- _DATA EXTRACTS_

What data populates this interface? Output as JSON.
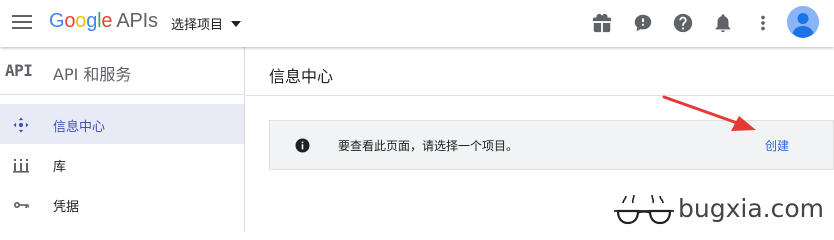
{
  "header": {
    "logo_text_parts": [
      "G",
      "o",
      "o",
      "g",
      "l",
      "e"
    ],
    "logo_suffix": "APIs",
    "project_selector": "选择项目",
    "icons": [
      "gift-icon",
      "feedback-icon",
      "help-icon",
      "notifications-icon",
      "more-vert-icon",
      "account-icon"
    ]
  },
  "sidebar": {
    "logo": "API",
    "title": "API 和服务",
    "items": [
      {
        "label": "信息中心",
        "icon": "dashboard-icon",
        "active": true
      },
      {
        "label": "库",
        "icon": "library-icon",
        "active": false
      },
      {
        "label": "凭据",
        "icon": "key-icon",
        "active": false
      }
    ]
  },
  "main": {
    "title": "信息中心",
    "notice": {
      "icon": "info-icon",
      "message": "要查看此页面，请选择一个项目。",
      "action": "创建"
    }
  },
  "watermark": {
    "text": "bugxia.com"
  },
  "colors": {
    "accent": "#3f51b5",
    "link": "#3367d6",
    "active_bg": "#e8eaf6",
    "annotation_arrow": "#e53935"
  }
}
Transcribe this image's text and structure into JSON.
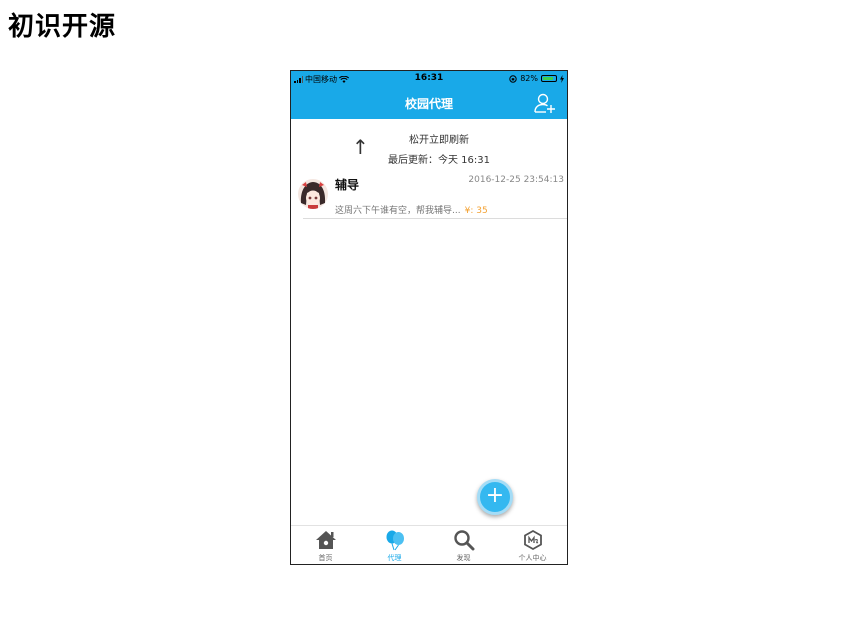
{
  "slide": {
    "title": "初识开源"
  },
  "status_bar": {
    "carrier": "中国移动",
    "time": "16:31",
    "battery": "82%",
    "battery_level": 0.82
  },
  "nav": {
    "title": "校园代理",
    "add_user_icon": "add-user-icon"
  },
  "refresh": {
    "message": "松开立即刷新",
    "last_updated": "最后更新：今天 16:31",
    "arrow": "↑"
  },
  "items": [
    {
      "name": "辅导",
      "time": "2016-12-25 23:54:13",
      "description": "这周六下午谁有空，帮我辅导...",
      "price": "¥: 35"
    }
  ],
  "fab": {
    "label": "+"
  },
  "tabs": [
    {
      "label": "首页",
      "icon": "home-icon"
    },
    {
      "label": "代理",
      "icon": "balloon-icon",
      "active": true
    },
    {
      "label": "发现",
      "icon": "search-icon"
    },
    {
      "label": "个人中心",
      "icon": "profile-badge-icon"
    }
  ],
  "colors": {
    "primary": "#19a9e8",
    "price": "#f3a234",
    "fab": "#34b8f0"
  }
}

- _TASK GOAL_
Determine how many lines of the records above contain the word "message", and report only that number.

- _ANSWER SECTION_
2